They are less concerned about a church’s belief statements on abstract doctrines and more concerned about how the church treats them and friends they care about, including those from marginalized ethnic, racial or LGBTQ communities.
Spirituality is personal but not personalistic. Young SBNRs value spirituality that is relevant to their lives, but it does not remain there. When they hear “God so loved the world,” they certainly hear that God loves individuals. But they also hear that God is interested in the whole world, including relationships between people and between people and the environment. As such they want to be a part of social justice and improving relationships between people. They are less concerned about a church’s belief statements on abstract doctrines and more concerned about how the church treats them and friends they care about, including those from marginalized ethnic, racial or LGBTQ communities.
We aren’t saying that every SBNR will say these things but many are; this is not a uniform group.

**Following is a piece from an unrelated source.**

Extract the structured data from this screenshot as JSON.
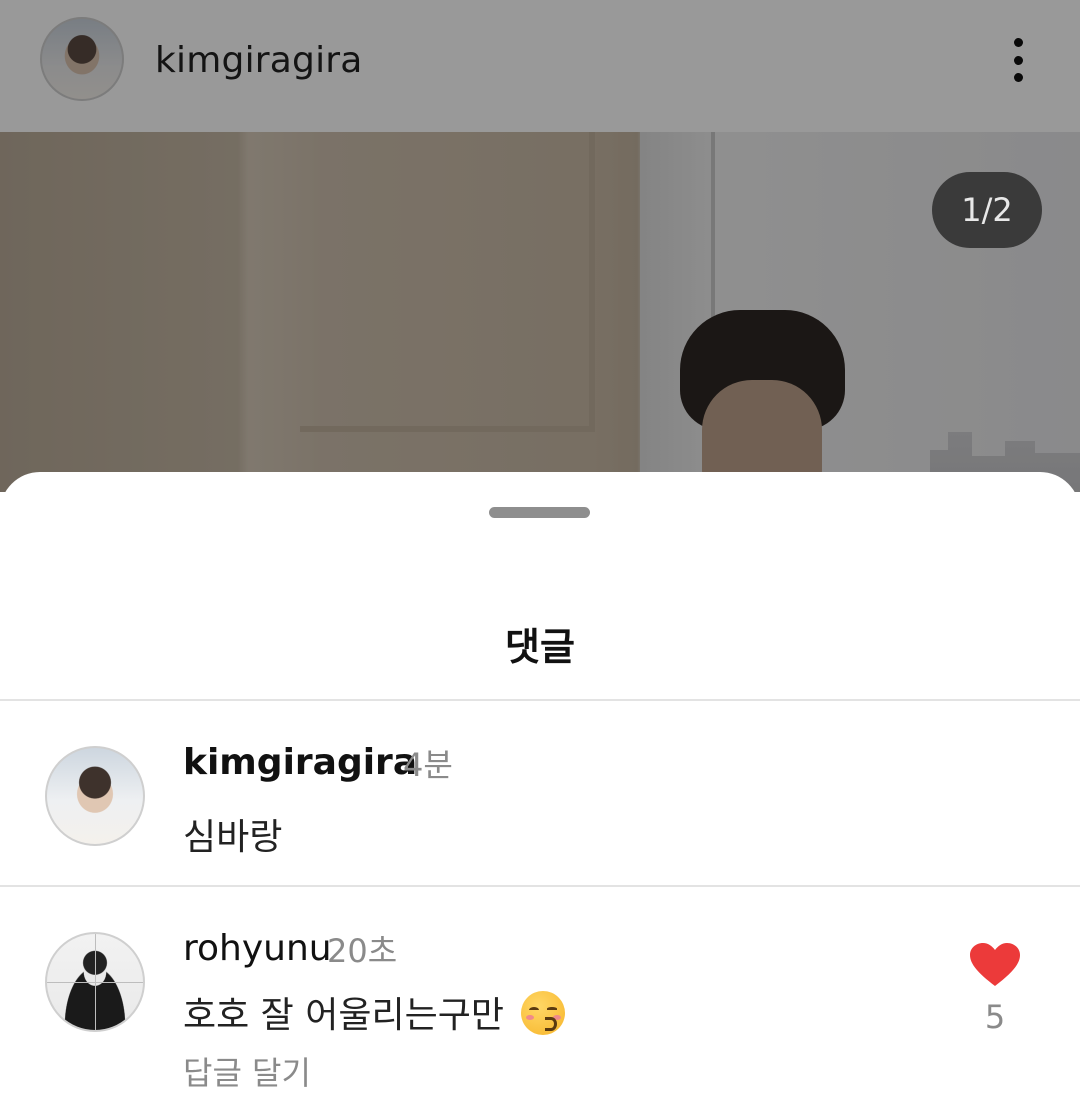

And though we don’t agree with every posture or theological leaning of SBNRs, we do wonder: Does God’s Spirit want to speak to us through them? If so, how should we respond? Do we, like a stubborn child, put our fingers in our ears and say, “I’m not listening!” Or, like God’s challenge in Revelation 2-3, can we hear what the Spirit may be saying to the churches? If we only learn from other Christians, we may miss out on much more than just new converts.

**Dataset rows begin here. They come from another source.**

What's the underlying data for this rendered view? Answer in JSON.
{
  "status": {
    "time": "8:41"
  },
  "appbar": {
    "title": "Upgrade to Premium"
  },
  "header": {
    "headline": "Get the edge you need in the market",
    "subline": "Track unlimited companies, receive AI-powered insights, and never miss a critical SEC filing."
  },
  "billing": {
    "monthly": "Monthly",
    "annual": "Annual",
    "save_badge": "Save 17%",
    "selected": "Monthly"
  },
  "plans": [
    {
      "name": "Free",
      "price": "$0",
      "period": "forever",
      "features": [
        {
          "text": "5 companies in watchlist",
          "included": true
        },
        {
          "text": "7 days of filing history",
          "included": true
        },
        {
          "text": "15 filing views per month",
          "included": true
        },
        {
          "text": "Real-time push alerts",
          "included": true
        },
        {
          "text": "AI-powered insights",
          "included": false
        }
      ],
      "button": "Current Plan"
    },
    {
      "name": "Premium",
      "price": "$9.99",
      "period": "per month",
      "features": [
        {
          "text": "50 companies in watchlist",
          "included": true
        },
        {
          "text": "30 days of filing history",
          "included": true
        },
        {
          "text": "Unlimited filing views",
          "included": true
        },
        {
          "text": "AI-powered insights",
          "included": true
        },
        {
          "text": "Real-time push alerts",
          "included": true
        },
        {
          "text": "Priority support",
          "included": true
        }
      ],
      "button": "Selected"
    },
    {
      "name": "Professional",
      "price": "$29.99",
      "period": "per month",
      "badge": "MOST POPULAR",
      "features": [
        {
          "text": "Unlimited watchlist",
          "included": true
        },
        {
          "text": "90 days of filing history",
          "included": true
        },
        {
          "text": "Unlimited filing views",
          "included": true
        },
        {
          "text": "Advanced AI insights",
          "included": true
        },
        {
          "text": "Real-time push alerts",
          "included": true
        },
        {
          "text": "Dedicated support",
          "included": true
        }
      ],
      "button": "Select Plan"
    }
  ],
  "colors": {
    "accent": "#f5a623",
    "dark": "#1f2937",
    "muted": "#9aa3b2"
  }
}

Adam, from the opening story, began attending our church last January. He was baptized last summer, he and his fiancé volunteer at our church and they just became parents to a beautiful baby girl. Adam loves Jesus and is growing closer to him every day, and Jesus is helping him become a better man, a better husband and a better father. He’s learned a ton at our church over this past year. But we have learned from him as well. We can all learn from the SBNRs around us. And maybe, just maybe, that’s the key in pointing them to Jesus.
Darren Duerksen is associate professor of Intercultural and Religious Studies at Fresno Pacific University.
John Richardson is lead pastor at Prodigal Church, a USMB church plant in Fresno, Calif.